As talks about cease-fires and humanitarian aid drag on, the situation in Syria is becoming overwhelmed by dramatic military moves in the north of the country. President Bashar al-Assad’s government and its military backers have collectively thrown caution to the wind in favor of increased warfare that risks a wider regional conflagration while the U.S. and its allies scramble awkwardly to respond.
What happens in northern Syria, from Aleppo in the west to Raqqa and Deir ez-Zor in the east, may define the geopolitical fortunes of regional and global powers for years to come. In the immediate future, though, we should expect Syria’s downward spiral to accelerate if three key trends persist: Syria’s fragmentation into half a dozen hostile component parts with wildly different aims, an increased reliance on military action on all sides and the likely fragmentation of the Islamic State in Iraq and the Levant (ISIL) into thousands of hardened militants dispersed across the region and the rest of the world.
Northern Syria is strategically important for all the parties fighting one another; it has special significance for ISIL, which foresees an apocalyptic battle between the forces of good and evil in northern Syria near Dabiq. Many ISIL fighters would welcome fighting and dying in a conflagration between good Muslims and evil apostates; other armed forces also seem willing to play their part in the fighting but purely for strategic gains.
The nature, range and aims of the many groups now fighting in northern Syria are kaleidoscopic, with more than a dozen inching toward a free-for-all. A college cafeteria food fight might be the best analogy for the bullets, mortars and missiles whizzing around in the area.
The initial four years of civil war saw Syria fracture into four zones controlled by the government, the Kurds, ISIL and scores of Islamist and secular-nationalist rebel groups. Russia stepped in last September with daily airstrikes to shore up the Assad government, mostly by attacking rebel forces in the center and north of the country but barely touching ISIL. Iran and Hezbollah have fought for Assad in the past three years, and with the recent air support from Russia this month, they have begun to drive rebels out of areas around Aleppo. An imminent government victory there would tip the nationwide balance on the ground dramatically in Assad’s favor while creating perhaps half a million more refugees who would head for Turkey or Europe — where they are not wanted.
Driving back rebels around Aleppo has bolstered the positions of Syrian Kurdish fighters, especially some who have taken over some rebel areas around the town of Azaz that control access to a critical Turkey-Syria border region. An expanded Kurdish autonomous region frightens Turkey because of its decades-old conflict with Turkish Kurds, who seek greater self-rule. So Turkey started shelling some Syrian Kurdish positions this week, and Syrian troops have fired some artillery shells into southern Turkey. In fact, several small Kurdish forces across northern Syria are simultaneously fighting ISIL, the Assad regime, other rebel forces and Turkey.

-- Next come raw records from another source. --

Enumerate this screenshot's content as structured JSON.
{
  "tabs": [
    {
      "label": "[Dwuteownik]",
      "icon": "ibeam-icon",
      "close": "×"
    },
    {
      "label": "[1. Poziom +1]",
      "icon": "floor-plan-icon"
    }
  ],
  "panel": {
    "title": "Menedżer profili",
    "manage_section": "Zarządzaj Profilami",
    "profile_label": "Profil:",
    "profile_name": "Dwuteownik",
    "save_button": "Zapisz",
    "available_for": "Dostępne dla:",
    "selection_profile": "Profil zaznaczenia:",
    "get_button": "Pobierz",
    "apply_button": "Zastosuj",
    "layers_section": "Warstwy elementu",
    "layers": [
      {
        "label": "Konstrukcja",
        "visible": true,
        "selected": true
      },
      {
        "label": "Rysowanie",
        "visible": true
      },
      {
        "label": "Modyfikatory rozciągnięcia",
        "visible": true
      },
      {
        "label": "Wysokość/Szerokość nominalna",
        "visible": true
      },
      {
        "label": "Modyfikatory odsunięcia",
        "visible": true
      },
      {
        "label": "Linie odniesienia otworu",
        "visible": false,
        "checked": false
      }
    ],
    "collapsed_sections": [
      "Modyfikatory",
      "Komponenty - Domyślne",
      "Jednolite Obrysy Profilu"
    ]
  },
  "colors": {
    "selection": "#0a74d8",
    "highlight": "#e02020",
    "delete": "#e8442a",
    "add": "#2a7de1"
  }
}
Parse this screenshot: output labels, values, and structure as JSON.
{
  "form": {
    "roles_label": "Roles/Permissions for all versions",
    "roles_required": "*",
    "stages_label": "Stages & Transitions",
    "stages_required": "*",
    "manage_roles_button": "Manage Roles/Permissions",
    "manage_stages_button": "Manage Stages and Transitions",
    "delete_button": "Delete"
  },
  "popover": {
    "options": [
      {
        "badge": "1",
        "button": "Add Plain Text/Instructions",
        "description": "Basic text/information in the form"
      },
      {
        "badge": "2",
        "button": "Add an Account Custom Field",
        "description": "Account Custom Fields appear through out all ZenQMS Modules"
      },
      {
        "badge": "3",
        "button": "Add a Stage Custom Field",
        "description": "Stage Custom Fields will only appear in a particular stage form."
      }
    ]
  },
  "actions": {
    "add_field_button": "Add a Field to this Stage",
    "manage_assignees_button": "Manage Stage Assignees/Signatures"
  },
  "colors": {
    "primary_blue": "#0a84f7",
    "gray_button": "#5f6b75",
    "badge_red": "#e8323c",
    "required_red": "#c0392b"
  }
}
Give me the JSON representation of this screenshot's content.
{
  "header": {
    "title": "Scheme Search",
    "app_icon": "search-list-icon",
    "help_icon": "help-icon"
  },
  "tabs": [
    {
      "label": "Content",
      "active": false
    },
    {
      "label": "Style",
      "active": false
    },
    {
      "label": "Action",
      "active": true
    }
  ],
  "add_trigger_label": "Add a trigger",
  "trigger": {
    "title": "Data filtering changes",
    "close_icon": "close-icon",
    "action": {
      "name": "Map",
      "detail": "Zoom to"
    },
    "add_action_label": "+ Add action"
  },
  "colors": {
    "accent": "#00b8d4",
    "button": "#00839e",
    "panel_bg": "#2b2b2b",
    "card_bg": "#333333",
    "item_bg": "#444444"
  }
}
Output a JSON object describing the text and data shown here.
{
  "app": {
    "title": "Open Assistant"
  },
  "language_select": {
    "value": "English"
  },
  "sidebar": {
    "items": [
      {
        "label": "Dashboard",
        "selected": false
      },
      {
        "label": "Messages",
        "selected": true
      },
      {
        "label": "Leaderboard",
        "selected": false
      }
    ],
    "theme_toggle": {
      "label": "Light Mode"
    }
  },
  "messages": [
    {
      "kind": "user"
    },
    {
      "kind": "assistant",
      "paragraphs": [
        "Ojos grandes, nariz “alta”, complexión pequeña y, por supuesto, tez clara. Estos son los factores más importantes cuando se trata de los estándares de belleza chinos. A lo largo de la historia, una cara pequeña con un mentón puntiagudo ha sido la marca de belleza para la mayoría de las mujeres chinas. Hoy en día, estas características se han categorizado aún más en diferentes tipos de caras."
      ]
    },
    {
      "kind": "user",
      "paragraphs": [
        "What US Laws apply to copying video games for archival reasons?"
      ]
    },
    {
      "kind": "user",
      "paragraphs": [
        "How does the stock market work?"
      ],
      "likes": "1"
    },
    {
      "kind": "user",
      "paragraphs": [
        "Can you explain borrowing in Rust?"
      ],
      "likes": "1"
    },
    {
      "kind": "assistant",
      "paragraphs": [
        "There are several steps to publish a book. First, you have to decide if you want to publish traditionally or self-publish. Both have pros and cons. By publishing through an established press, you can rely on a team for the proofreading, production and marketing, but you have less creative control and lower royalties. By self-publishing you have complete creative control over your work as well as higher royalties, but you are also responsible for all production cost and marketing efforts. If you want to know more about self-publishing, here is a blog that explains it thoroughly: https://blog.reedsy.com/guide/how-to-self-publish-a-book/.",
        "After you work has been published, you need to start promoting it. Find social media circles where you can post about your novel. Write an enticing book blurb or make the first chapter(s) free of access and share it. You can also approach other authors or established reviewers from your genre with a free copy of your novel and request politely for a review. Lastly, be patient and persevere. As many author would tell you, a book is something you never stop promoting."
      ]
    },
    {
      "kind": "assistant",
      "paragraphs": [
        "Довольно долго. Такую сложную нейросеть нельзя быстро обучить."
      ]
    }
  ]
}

This volatile mix is being been made even more deadly by Turkey and Saudi Arabia’s plans to strike and support several different groups in Syria. Enhanced Turkish-Saudi military cooperation, especially if undertaken with a U.S.-led coalition, aims to crush ISIL and would bolster the rebels trying to topple Assad because it would lower the ISIL threat to those rebels and allow them to regain some territory from ISIL. It is a good bet that one aim of a possible Turkish-Saudi move into Syria is to strengthen some rebels so they can help bring about Assad’s downfall, an explicit Saudi goal.
A new Turkish foray into Syria would not be out of character, as Turkey previously attacked neighboring states such as Iraq to protect itself against perceived Kurdish threats to its national security. But Saudi Arabia’s direct entry into the Syrian war would be more serious, given the inexperience and awkwardness with which Riyadh has been asserting itself militarily around the region in recent years. It risks repeating the reckless miscalculation of its nearly one-year-old war in Yemen, which has created a humanitarian catastrophe, given ISIL and Al-Qaeda ground to expand their footholds there and saddled Riyadh with costly long-term reconstruction duties in Yemen, mostly without conclusively achieving its main goals.
Beyond aiming to hit ISIL’s heartland, Turkey wants to clear Syrian Kurdish forces from its southern border, including some Kurds whom the U.S. supports in the fight against ISIL. Reacting to the Turkish-Saudi move, the Russian prime minister last week said that dynamics in the Middle East today look like the Cold War days. He also warned that Saudi-Turkish military action in Syria could spark a long-running ground war, even a “third world war.”
Rarely in modern history has any single region seen simultaneous military action by so many global, local and allied parties. The prospect of the three big regional powers — Iran, Turkey and Saudi Arabia — all militarily engaged in northern Syria amid U.S., Russian, Kurdish and other troops raises the frightening specter of a catastrophic regional war that could be sparked accidentally or deliberately. This would warm the hearts of the ISIL fighters with their prophetic expectations but cause massive new pain and problems for most other people in the region and the rest of the world.